Now that I finished my photography workshop with the British landscape photographer David Osborn I must say: It was a hard week! On two days we have got up at five in the morning to get to our destination just before sunrise. There we took pictures over the next two or three hours. After that then the task was editing the photographs with Photoshop, then in the evening light, out again in the really breath-taking scenes of Wales. David has not spared me! – To remind – I was his only student on the landscape photography workshop – but I have learned a lot from David’s fine art landscape photography workshop in the Snowdonia National Park, Wales.
David’s photographs give the impression of paintings – and indeed he is working like a painter! The image files out of the camera are just raw material for him; from which he carves out – by means of Photoshop – the final photograph with a lot of precise steps, just like a sculptor out of a block of marble. The biggest mistake you can do, he says, is try to get the image optimization with just a few large steps. Adobe Lightroom functions with sliders and auto-optimizations are a kind of barbarism to David. Instead he uses the mouse almost like a painter, using his brush with wide and soft strokes to give more vividness to parts of the picture, brightens or darkens areas, elaborates the shadow and highlight definition and so much more. Despite all the detail work you must not lose sight of the whole picture. You should make up your mind preferably at the beginning – or even before taking the photograph – which is the main part, and which are the additional parts of the photograph. How can I guide the view of the spectator, for example, by means of lightening or darkening areas of the photograph?
David’s fine art workshops are very well structured. First, he tries to get an impression about the client’s photographic skills and where are their difficulties or weak areas. The fine art landscape photography workshop starts with taking the photograph of course; that means making up your mind about the images composition, followed by placing your camera on a tripod and deciding if you can get your photograph with one exposure or it needs a bracketed series of exposures, and then taking an image every time something special happens: e.g. an interesting sky, a sheep in the foreground, sunbeams or spots of light on the scene. But you must be patient: It could take a few hours to gather enough exposures to combine them into the fine art photograph you imagine and want to create afterwards.

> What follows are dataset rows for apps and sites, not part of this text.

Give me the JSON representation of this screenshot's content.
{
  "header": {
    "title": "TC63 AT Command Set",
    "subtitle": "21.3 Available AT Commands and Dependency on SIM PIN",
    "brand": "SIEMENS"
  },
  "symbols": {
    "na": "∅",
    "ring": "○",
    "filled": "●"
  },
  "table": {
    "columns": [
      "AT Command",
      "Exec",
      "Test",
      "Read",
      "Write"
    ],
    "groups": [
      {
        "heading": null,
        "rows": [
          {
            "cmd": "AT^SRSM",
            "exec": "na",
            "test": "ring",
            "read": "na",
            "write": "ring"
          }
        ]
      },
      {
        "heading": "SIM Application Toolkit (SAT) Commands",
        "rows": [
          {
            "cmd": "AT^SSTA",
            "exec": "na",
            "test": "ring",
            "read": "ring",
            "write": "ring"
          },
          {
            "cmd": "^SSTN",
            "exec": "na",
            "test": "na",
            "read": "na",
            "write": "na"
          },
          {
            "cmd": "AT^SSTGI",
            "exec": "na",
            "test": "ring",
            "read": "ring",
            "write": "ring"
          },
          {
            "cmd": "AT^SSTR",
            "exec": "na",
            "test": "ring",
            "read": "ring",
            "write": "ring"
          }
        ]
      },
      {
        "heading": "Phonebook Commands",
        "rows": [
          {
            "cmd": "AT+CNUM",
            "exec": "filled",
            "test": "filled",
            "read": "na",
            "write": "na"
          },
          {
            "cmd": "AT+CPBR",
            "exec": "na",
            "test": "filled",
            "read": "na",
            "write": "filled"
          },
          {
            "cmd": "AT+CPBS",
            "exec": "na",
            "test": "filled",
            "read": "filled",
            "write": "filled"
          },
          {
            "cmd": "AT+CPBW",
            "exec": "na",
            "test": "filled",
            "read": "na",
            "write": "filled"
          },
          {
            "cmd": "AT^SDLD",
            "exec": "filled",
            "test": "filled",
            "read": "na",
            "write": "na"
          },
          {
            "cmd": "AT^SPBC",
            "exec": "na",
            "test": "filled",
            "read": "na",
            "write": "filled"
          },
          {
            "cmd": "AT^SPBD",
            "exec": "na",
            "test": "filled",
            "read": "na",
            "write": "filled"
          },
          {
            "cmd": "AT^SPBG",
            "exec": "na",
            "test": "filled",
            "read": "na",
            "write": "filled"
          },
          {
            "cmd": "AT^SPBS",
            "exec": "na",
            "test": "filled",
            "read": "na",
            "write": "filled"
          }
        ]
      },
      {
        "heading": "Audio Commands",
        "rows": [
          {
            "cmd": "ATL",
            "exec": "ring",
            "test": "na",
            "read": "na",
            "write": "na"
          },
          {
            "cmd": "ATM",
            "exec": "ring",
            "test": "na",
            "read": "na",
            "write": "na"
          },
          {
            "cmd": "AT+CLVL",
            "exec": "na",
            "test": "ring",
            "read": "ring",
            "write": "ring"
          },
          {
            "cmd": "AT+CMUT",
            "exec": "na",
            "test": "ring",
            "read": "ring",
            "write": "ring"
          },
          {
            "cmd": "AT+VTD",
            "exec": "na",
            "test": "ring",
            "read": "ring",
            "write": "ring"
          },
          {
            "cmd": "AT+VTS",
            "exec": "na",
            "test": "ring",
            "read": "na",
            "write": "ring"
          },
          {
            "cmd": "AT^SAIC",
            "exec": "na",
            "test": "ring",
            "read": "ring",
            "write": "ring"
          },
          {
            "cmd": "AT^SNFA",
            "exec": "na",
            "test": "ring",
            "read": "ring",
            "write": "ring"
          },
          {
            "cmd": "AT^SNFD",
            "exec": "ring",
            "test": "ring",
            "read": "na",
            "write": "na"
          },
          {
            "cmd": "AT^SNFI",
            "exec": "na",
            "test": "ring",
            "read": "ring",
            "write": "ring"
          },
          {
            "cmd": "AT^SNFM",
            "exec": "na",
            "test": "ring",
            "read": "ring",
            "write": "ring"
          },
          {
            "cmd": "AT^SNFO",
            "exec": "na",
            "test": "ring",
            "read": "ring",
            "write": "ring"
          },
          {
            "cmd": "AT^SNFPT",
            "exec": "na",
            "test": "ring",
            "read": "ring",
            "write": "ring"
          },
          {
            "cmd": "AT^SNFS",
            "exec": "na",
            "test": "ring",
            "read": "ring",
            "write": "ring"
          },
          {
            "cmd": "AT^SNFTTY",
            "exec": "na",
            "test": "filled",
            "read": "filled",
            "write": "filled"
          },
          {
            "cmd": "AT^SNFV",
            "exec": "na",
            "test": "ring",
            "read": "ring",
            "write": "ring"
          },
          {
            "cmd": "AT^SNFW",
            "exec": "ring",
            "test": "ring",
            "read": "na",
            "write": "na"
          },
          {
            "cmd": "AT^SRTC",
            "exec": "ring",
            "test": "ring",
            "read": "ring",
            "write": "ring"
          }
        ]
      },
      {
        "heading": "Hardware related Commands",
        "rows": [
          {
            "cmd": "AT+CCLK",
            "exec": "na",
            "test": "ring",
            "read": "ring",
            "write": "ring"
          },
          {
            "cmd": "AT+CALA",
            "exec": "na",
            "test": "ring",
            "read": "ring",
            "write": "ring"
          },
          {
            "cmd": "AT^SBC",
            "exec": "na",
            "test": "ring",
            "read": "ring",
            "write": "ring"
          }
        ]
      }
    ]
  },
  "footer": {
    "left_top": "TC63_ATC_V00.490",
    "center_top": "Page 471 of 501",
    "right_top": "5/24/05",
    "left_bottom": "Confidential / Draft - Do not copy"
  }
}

After getting back to the cottage we started working with Adobe Photoshop. One of the first surprises for me was the fine resolution I can get out of my camera – the Nikon D 800 with about 36 megapixels. Sharpening techniques are the key – not just in one step but rather in several well combined steps to get a clean result. Certainly, I already knew a lot about the sharpening techniques. There are thousands of tricks – each of them the ultimate one of course! However, in comparison to David’s particular methods at least, all techniques I know are rubbish! It creates incredible clarity to describe every detail, but David has a very methodical approach to working on photographs with Photoshop. First, he explains every step of his process using an example. Then you do all the learned skills on your own using your own exposures – with David’s support of course. By and by you get used to a lot of very different techniques to enhance and elaborate your photographs with an astonishing result. I’d like to present one of the photographs I had worked on together with David’s help in more detail above: taken at Rhaedr Ogwen, Ogwen waterfall, with a view at the Nant Ffrancon valley during a foggy evening.
But David does not have any ready-made recipes or ultimate Photoshop tricks in his pocket – just like so many of the photography books promise. Instead David puts all the focus on teaching several techniques for improving the entire photograph or parts of it very precisely and combining these techniques in a clever way. It is important for him to think forward-looking and be able to anticipate the intermediate or final result. Again, to compare it with painting once more: The camera and Photoshop are like the painter’s brushes, paints and canvas – but just using tools; brushes, paints and the canvas does not mean painting like Rembrandt or Picasso! That requires a repertoire of techniques, competence and visionary power – aesthetic quality that David also teaches as an important part of the fine art landscape photography workshops.
This kind of methodical working needs time and patience. But it is a good compensation to the popular quick shooting and producing piles of images. Maybe you have only two or three pictures after a week, but they will catch the interest of the viewer for more than a short glimpse. In that way David’s method are a challenge for an ambitious photographer to put more effort and creativity into their fine art landscape photography. The rewards are fine art landscape photographs you can be proud of. A few words about the accommodation and the environment: My wife and I have seen a lot of locations throughout the UK, but we both agree that Snowdonia National Park is the most breath taking one! The rural style cottage in Capel Garmon near Betws-y-Coed is cozy and very comfortable in a really quiet location with spectacular views, just the right environment for creative working. The cottage owners Cathy and Paul are living nearby and are exceedingly friendly and helpful. To sum up the workshop, David’s fine art landscape photography workshop was an experience for me. Strenuous sometimes, but all enormously instructive and with a long-lasting effect on my photographic work.
Customer Review by Werner Kirsch, Cologne, Germany. www.kirschfoto.de